Creating a fairer Britain
Our new report looking at careers education and guidance shows there is an aspiration gap for some young people and identifies specific barriers facing different groups.
The report provides strong evidence that careers education and guidance affects the aspirations, subject, career choices and future pay and progression for different groups of young people. The Commission’s review of equality “How Fair is Britain?” demonstrated that one of the drivers for positive equality outcomes is good quality careers education and guidance. But evidence in this new report shows that the influence of careers education and guidance is weak at present. It shows that provision varies due to confusing requirements, weak inspection and insufficient teacher training.

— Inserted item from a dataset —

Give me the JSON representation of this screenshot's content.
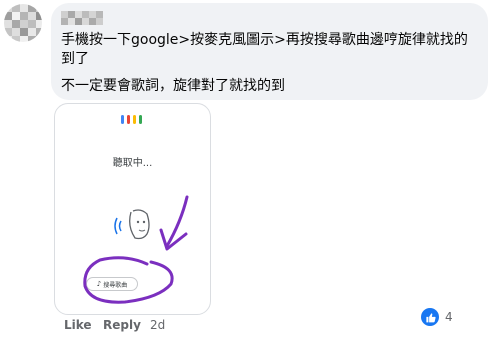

The report indicates that careers education and guidance is failing some young people, particularly disabled people, women and ethnic minorities, either because it doesn’t meet their needs or does not effectively challenge stereotypical thinking.
As a result, some industries have skills shortages, for example through women not choosing to study science, technology, engineering or maths subjects. It says that more work needs to be done to ensure that the high aspirations evident among so many young people, particularly those from ethnic minorities, are not dampened by fear of discrimination and by disadvantage.
The report recommends that:
The Commission launched the report on 12 July with the All Party Parliamentary Group for Sex Equality. At the launch event Eleanor Laing MP, Chair of the All Party Parliamentary Group for Sex Equality welcomed the report:
'The All Party Parliamentary Group for Sex Equality is pleased to have been able to assist in the launch of such an important report. I appreciate how important careers advice and planning is if we are to give every young person the opportunity to develop their own skills and talents to their greatest potential.'